Monday, August 20, 2007

Votes, Boats and TV Woes

Hello again sports fans. It's been a busy week in Jakarta, what with Mr. Bowo snatching election victory by a moustache’s width at the finishing line. Indonesia's only satirical TV show, Drunken Republic, depicted Mr. Bowo sporting a huge plaster on his upper lip after the Governor elect had urged voters to pierce his moustache on their ballot papers. Well done indeed and long may the show continue to puncture the proud and pompous leaders of this land.

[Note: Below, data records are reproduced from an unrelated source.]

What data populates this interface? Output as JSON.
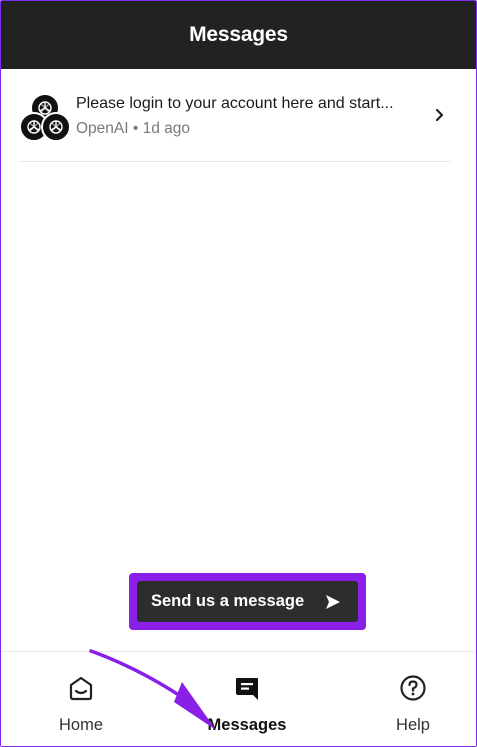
{
  "header": {
    "title": "Messages"
  },
  "conversation": {
    "title": "Please login to your account here and start...",
    "sender": "OpenAI",
    "separator": "•",
    "time": "1d ago",
    "avatar_icon": "openai-logo-icon",
    "chevron_icon": "chevron-right-icon"
  },
  "send_button": {
    "label": "Send us a message",
    "icon": "send-arrow-icon"
  },
  "nav": {
    "items": [
      {
        "label": "Home",
        "icon": "home-icon"
      },
      {
        "label": "Messages",
        "icon": "messages-icon",
        "active": true
      },
      {
        "label": "Help",
        "icon": "help-icon"
      }
    ]
  },
  "colors": {
    "header_bg": "#222222",
    "highlight": "#8a1fe8",
    "button_bg": "#2d2d2d",
    "muted_text": "#7a7a7a"
  }
}
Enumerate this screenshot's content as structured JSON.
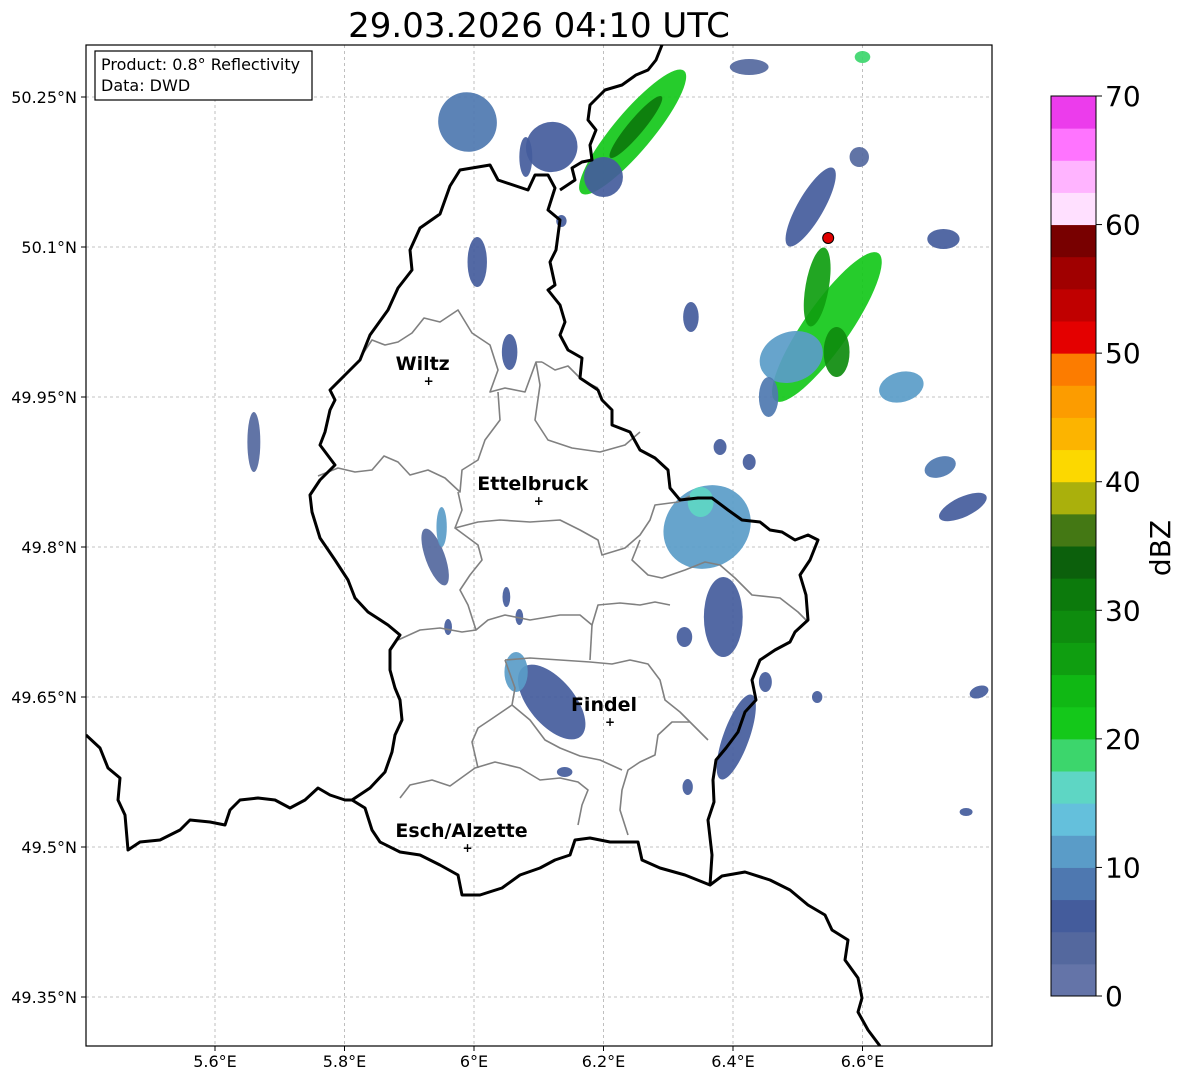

Actually, a colleague of mine told me that his Indonesian wife had taken their young son into the polling booth and simply asked him which candidate she should choose. "The lovely moustache mummy, like on TV," he replied, pointing at the ballot paper. Now six-year-olds don't actually have the vote in Indonesia, which does beg the question why Mr. Bowo seemed to pitch his election advertisements to exactly that age group.

So then, another five years of the backroom boys for the capital. Personally, life in Fauzi's Jakarta has already turned sour from me with the removal of English Premier League football from our screens. PT. Direct Vision Astro, a company I would bet few people here had ever heard of before last week, have outbid Kabelvision, Indovision and the free local terrestrial channels for the rights to show English soccer.

Whether this hugely annoying occurrence will provoke a stampede for Astro connections remains to be seen. However, when we tried to phone Astro from my office last week all we could get was an answer phone message, so I guess that answers my question. I wish we had all been told a little sooner about this epochal change; as it stands it's probably going to take weeks to straighten this mess out.

Your average Indonesian chap, of course, is quite partial to watching the EPL of a Saturday evening on the local channel TV7. In the wake of its absence, your workaday, down at heel Jakartan gentleman will have to seek out some other low-cost entertainment to indulge in after dark on Saturday. Perhaps there will be a mini baby boom nine months hence as a result. What use is my Kabelvision connection now though? Am I going to have to watch the insufferable Oprah Winfrey smugly backslapping celebrities and ex rehab patients from now on? It doesn't bear thinking about.

In an attempt to prove that there must be more to life than soccer and shopping plazas, I thought I'd head up to one of the few places in town that I haven't yet denigrated in the Sunday Post, namely Sunda Kelapa, the old colonial and still active port at the top end of Kota. After getting a taxi to Jakarta's northernmost border from the end of the busway and accidentally giving the driver Rp.100,000 instead of Rp.10,000 (curse these new notes) I found myself breathing in clean(ish) sea air.

The docks themselves are wonderfully old and dilapidated and you can spend a very enjoyable afternoon wandering around, letting the ghosts of the colonial past wash over you. There are plenty of colorful and weather-beaten ships to take pictures of. Most of them are crewed by even more colorful and weather-beaten old coves. I took a few snaps and after a while, I sat down and had a rest from the walking and the endless cries of, "Yo ho ho, hello mister" that were being launched in my direction.

Then, over the battered warehouses and loading cranes, I spied something. I stood up and saw a brand, spanking new building called the Marina Batavia sticking out like a sore thumb amongst the decrepit functionalism of Sunda Kelapa. I walked around to the entrance to investigate.

A security guard was a nice chap and told me that Marina Batavia, Mr. Sutiyoso's final great project, was just nearing completion and should be opening very soon. Ah!! Even up here I couldn't get away from the city administration and their pet projects. Mr. Security took me on a ride around the complex on his scooter and told me what was going on. Apparently, the new marina is set to rival the one at Ancol just a little bit further east along the coast. It will soon be running trips and tours to the Thousand Islands chain (Pulau Seribu) whilst the huge marina building itself will house restaurants, billiard halls and even karaoke lounges.

I made a mental note to return when the place opens and headed back to the civilising calm of (ex?) Governor Sutiyoso's dubious legacy project, the busway (alas, there's no karaoke at the bus stops yet). I've written about the Thousand Islands before in this column but would again urge people to have a few days holiday there, either via Ancol or the new, sexy Marina Batavia when it opens. Too few people seem to know how close they are to paradise. It's simply a question of navigating a path through the 15 km wide band of effluent and industrial pollution that engulfs the capital's coastline before alighting on the clean tropical atolls at the far end of the Thousand Island chain.

Anyway, rest assured I'll be back soon to check out the Marina when it opens. I'm sure it will all be very decadent, the next best thing to Mr Sutiyoso's original idea of establishing a casino/gambling zone in the Thousand Islands themselves. It's a pity that one didn't come off (I believe the Sharia law brigade poured cold water on the idea). Floating croupiers, bow ties, Martinis, palm fringed glamour. One can but dream. Oh well, back to reality I suppose. I'm off to phone Astro's answering machine again.